Excerpted records
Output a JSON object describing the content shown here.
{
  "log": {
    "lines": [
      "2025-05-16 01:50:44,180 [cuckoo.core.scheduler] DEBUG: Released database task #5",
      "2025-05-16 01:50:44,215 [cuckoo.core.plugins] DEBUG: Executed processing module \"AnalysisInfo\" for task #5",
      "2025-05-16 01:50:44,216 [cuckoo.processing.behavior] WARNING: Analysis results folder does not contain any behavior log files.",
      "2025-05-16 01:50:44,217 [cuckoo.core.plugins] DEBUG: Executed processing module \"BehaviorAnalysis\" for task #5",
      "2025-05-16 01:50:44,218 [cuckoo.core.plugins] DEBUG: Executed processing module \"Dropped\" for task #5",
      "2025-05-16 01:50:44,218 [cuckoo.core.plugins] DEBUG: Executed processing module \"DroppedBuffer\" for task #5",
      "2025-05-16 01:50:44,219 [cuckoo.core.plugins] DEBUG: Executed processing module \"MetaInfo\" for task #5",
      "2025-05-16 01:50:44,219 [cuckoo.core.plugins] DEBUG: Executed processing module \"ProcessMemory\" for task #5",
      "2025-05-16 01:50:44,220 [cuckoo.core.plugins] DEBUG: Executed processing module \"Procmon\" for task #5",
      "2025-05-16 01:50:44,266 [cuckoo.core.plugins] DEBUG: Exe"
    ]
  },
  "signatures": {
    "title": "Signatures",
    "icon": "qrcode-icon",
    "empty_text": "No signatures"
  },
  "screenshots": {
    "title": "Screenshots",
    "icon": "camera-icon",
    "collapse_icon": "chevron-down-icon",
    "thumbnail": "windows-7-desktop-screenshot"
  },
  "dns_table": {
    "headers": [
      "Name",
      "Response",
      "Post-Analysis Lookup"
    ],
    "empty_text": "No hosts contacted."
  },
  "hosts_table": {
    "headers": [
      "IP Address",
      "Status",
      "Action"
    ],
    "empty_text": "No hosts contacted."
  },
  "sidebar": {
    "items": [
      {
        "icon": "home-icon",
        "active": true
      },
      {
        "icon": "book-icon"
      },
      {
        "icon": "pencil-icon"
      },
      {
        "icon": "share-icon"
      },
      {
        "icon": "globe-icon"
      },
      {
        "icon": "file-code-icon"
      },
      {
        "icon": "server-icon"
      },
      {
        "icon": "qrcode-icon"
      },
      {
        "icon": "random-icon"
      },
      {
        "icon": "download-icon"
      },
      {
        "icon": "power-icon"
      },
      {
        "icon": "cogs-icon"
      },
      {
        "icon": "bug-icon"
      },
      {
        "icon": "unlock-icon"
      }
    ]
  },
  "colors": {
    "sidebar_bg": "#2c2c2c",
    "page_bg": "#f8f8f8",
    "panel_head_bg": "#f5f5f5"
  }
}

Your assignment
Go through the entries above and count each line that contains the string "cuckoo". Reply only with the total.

Task answer
10